(Extracted data entries)

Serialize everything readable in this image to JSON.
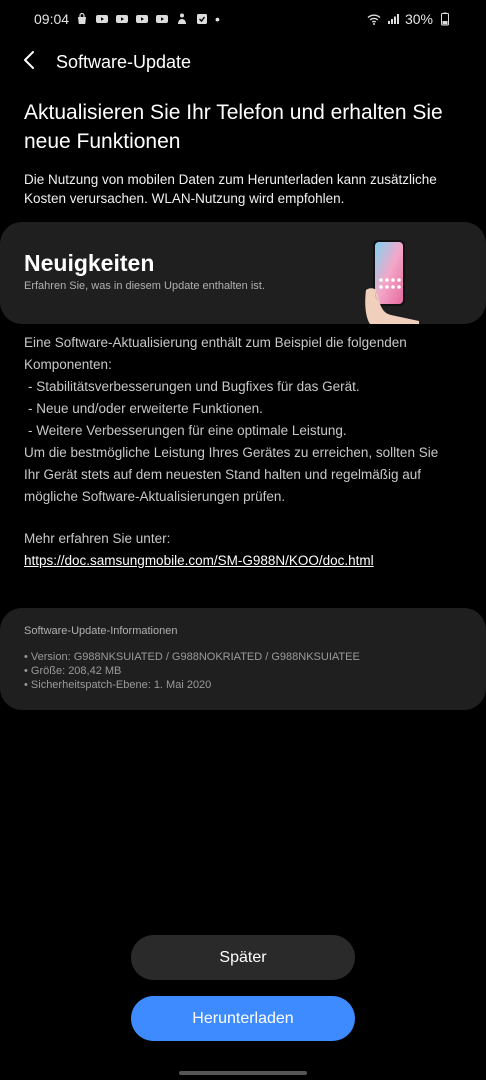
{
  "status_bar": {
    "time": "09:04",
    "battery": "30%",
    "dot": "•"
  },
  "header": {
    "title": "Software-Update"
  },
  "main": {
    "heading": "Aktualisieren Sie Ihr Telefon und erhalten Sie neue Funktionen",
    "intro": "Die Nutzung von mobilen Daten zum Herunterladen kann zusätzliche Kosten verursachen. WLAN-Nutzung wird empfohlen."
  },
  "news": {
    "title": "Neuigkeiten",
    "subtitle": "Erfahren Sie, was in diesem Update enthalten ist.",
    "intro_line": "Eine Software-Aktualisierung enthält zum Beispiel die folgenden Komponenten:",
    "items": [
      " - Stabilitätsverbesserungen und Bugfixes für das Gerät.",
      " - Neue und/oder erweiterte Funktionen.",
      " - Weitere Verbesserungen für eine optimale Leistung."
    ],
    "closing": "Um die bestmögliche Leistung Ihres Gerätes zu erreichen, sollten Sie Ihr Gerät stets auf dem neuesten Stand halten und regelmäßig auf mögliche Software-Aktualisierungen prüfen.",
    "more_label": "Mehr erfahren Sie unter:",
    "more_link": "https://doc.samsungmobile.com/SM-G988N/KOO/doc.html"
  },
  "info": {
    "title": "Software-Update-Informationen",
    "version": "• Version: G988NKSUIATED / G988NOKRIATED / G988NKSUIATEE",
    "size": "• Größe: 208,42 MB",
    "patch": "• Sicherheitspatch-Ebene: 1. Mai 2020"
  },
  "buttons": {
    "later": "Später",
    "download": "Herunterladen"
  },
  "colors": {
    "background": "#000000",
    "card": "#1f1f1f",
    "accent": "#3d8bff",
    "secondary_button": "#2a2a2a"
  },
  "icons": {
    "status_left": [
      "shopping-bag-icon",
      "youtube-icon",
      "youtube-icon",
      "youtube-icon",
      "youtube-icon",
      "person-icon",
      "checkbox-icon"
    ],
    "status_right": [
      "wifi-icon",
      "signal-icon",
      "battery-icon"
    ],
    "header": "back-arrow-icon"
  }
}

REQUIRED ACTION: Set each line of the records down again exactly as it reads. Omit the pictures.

RESPONSE TO THIS EXERCISE:
Serialize everything readable in this image to JSON.
{
  "status_bar": {
    "time": "09:04",
    "battery": "30%",
    "dot": "•"
  },
  "header": {
    "title": "Software-Update"
  },
  "main": {
    "heading": "Aktualisieren Sie Ihr Telefon und erhalten Sie neue Funktionen",
    "intro": "Die Nutzung von mobilen Daten zum Herunterladen kann zusätzliche Kosten verursachen. WLAN-Nutzung wird empfohlen."
  },
  "news": {
    "title": "Neuigkeiten",
    "subtitle": "Erfahren Sie, was in diesem Update enthalten ist.",
    "intro_line": "Eine Software-Aktualisierung enthält zum Beispiel die folgenden Komponenten:",
    "items": [
      " - Stabilitätsverbesserungen und Bugfixes für das Gerät.",
      " - Neue und/oder erweiterte Funktionen.",
      " - Weitere Verbesserungen für eine optimale Leistung."
    ],
    "closing": "Um die bestmögliche Leistung Ihres Gerätes zu erreichen, sollten Sie Ihr Gerät stets auf dem neuesten Stand halten und regelmäßig auf mögliche Software-Aktualisierungen prüfen.",
    "more_label": "Mehr erfahren Sie unter:",
    "more_link": "https://doc.samsungmobile.com/SM-G988N/KOO/doc.html"
  },
  "info": {
    "title": "Software-Update-Informationen",
    "version": "• Version: G988NKSUIATED / G988NOKRIATED / G988NKSUIATEE",
    "size": "• Größe: 208,42 MB",
    "patch": "• Sicherheitspatch-Ebene: 1. Mai 2020"
  },
  "buttons": {
    "later": "Später",
    "download": "Herunterladen"
  },
  "colors": {
    "background": "#000000",
    "card": "#1f1f1f",
    "accent": "#3d8bff",
    "secondary_button": "#2a2a2a"
  },
  "icons": {
    "status_left": [
      "shopping-bag-icon",
      "youtube-icon",
      "youtube-icon",
      "youtube-icon",
      "youtube-icon",
      "person-icon",
      "checkbox-icon"
    ],
    "status_right": [
      "wifi-icon",
      "signal-icon",
      "battery-icon"
    ],
    "header": "back-arrow-icon"
  }
}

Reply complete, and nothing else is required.